Then it was time for the bench press to fail – using a 3 series smith machine. Again, let’s avoid injury here and keep everything clean with great technique. Hunter takes us from the free weights to the machine as at this point you will see that your stabilizing muscles will sag. By isolating the pectoral halfway, you prevent this from becoming a limiting factor during the routine.
Your goal is to keep the pump and time under tension. So do not lock completely at the top and take a good stretch at the bottom.
Now let’s make a superseries that combines a peck deck fly (2 x 15) with a dumbbell pullover (2 x 15). This allows us to add even more pump to the chest using another machine, but we will stop just before the failure. And finally, the pullover will help to lengthen the chest.
Like both other workouts mentioned, Rob also includes a warm up. During the dumbbell bench press, he explains that he uses warm-up sets for the first two, and then starts for the workouts.
This is not Rob’s normal training, but what he uses to innovate and mix things up at the gym. That’s why he puts so much emphasis on trying different types of surveys, different angles, and more. Although he usually focuses on the upper chest area, for example, he chose to include the declined bench press this time just to force the muscles to work differently and prevent himself from reaching a plateau. Similarly, choosing a dumbbell bench press rather than a barbell is a great way to ensure greater symmetry between the chest regions, since your muscles cannot cheat and allow one area to work harder than the other. It also demonstrates how maintaining variety helps prevent other problems.

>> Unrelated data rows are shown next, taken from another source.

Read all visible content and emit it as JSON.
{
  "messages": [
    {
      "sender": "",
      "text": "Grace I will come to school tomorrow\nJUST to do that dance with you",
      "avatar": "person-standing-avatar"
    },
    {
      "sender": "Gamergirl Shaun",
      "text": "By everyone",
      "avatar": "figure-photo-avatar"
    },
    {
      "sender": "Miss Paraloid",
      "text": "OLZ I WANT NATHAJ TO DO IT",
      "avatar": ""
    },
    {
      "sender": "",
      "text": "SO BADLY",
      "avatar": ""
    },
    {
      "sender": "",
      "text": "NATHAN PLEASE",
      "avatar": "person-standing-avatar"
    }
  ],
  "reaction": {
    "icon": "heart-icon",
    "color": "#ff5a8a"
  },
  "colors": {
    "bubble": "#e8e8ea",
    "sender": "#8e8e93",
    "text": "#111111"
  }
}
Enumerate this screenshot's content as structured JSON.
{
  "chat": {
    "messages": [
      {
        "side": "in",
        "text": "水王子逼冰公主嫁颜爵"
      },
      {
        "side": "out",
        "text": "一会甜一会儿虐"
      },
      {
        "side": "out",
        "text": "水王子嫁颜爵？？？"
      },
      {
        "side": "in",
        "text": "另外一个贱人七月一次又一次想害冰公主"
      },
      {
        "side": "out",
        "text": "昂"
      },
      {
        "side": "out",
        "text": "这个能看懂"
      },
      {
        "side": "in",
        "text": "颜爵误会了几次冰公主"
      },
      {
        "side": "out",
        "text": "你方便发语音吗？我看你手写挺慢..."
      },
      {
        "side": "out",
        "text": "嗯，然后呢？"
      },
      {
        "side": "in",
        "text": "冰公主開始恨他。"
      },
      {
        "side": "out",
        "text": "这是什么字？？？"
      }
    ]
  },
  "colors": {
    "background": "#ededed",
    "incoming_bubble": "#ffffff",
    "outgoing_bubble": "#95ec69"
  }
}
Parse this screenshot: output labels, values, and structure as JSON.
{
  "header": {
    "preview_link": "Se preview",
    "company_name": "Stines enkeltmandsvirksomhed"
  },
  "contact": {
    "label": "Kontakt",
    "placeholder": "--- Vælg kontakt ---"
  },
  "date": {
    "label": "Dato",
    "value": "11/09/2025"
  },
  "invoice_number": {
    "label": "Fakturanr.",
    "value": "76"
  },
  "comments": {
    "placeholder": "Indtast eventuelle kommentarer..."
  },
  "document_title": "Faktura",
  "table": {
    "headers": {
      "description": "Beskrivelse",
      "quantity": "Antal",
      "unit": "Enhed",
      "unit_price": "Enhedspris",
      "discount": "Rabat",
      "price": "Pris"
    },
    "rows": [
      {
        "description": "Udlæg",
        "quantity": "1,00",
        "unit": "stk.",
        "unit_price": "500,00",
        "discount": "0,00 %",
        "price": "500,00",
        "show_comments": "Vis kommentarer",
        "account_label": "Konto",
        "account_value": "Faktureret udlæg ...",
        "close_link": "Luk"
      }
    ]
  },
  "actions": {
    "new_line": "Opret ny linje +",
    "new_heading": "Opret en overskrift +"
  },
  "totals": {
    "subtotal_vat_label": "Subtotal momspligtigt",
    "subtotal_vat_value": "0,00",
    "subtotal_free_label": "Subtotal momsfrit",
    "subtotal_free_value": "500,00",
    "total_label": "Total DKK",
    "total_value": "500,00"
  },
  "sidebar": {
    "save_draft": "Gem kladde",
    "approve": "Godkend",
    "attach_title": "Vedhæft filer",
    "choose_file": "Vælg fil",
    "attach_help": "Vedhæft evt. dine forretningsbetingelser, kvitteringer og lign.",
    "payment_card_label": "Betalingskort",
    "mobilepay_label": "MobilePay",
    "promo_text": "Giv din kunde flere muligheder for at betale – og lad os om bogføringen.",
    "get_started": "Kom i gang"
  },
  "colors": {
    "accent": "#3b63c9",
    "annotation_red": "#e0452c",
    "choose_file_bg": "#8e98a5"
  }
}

And there are three incredibly powerful and effective chest workouts, all completely different. Just looking at the different approaches used by the first two is enough to really draw attention to how many options are available to you, even when training the same body part. While Jason used variations in rhythm and static contraction to increase the mind-muscle connection, Hunter focused on staying safe and switching to chest isolation machines as the supporting muscles failed.
And then we have Rob Riches. In his training, the focus was on attacking the breastplate from many different angles to not only ensure a balanced physique, but also to maintain the newness and keep challenging the muscles. He talks about the importance of varying your routines and using different techniques to continue encouraging development and avoiding falling into a simple pattern.
But one thing they all have in common is the amount of attention to detail they all show. These highly successful bodybuilders all demonstrate a clear understanding of their training and the science behind the development they are trying to encourage.
There is much to learn from all this. First, try these three workouts and see what works for you. You may end up discovering something new that provides a real challenge. And in the meantime, think about how these routines were developed and how you can apply the same level of reason and science to your own routines.
And be sure to innovate and train with different techniques and moves! There are a lot more videos like these on the internet, so you’ll have no trouble finding inspiration.